1. Leaders anticipate a 17% increase in hybrid staff and a 2% increase in fully remote staff

Unsurprisingly, the future of campus operations includes increased hybrid work arrangements. Prior to the pandemic, respondents estimated that 6% of their staff worked in a hybrid arrangement; post-pandemic, that number is anticipated to increase to 23%. Fully remote employees will be a much smaller change, as leaders anticipate a modest increase in fully remote staff (i.e., 6% pre-pandemic to 8% post-pandemic).

0%

increase in hybrid staff

0%

increase in fully remote staff

0%

decrease in fully on-campus staff

2. The IT, Finance, and Procurement functions will see the largest increases in hybrid employees

Some departments are more conducive to hybrid working arrangements than others. For example, many Facilities employees would be unable to complete their job responsibilities in a remote setting. The nature of IT, Finance, and Procurement allow for greater flexibility than most other departments, which is reflected in HR leaders anticipating increased hybrid work within those functions.

Minimal increase

  • Facilities
  • Academic Advising

Modest increase

  • HR/Legal
  • Advancement

Significant increase

  • IT
  • Finance
  • Procurement

3. Evaluation, equity, and manager training are the most pressing remote work challenges for HR leaders

A rapid shift to remote work during COVID-19 forced leaders into a survive—rather than a thrive—mentality when it came to tackling challenges caused by the new fully virtual environment. With the pandemic giving way to a new normal, overcoming barriers to successful long-term remote work has returned to the top of HR leaders' list of priorities. The three most significant challenges shared include:

  1. Monitoring hybrid performance
  2. Promoting equitable policy for all employees
  3. Preparing managers to lead remote workers

For example, one chief HR officer shared concerns about the equity perceptions of allowing an IT worker four remote days per week and a Facilities worker one remote day per week. Policy decisions and individual inequities could lead to unhappy employees, resulting in disengagement, departures, or complaints.

4. Leaders disagree on whether to make remote work opportunities conditional

Administrative job postings increasingly include the term “remote eligible” as the pandemic subsides.
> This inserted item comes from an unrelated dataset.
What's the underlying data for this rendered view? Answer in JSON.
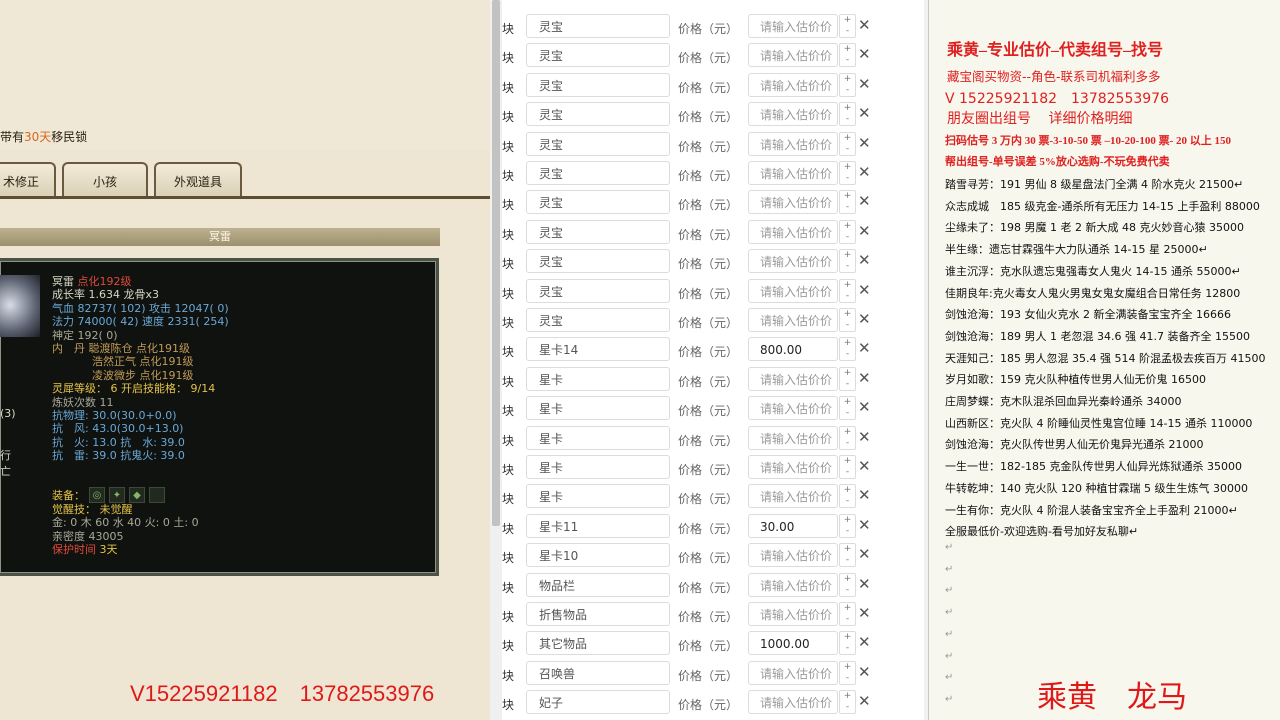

Universities, however, are near a 50/50 split on whether a new employee can work remotely from the start of their role. 42% of respondents reported that new hires will be eligible to immediately begin in a remote environment. An additional 14% will allow fully remote privileges after in-person onboarding and orientation are complete. But the remaining 44% are maintaining pre-pandemic norms of requiring all new hires to start on-campus for a period of time before becoming remote-work eligible.

Will the institution hire a non-faculty employee eligible to start remotely from the date of hire?

Responses as of June 2021
n=50

  • No, almost all new hires will start on campus

    0%
  • Yes, for most positions

    0%
  • Yes, but onboarding/orientation will be required in-person

    0%

5. Most institutions will allow remote work 3+ days per week for hybrid employees

The consensus is clear on remote work limits. Two-thirds of universities surveyed will allow three or more days of a work week to be completed remotely (with a plurality imposing no limit on number of days worked in a remote environment). Only 6% of respondents mention employees will not be able to work from home in any capacity. After a year of remote operations, it's clear that universities see the need to maintain a degree of flexibility for their employees’ work schedules.

Anticipated weekly remote work limits

Responses as of June 2021
n=50

Less than Half of Week

  • No remote work

    0%
  • Up to 1 day

    0%
  • Up to 2 days

    0%

Majority of Week

  • Up to 3 days

    0%
  • Up to 4 days

    0%
  • No limit

    0%

Need guidance on your remote work policy?

Our research team will evaluate your institution's current remote work policy based on criteria derived from best practices at private companies, NGOs, and academic research on management and productivity.

EAB asks you to accept cookies for authorization purposes, as well as to track usage data and for marketing purposes. To get more information about these cookies and the processing of your personal information, please see our Privacy Policy. Do you accept these cookies and the processing of your personal information involved?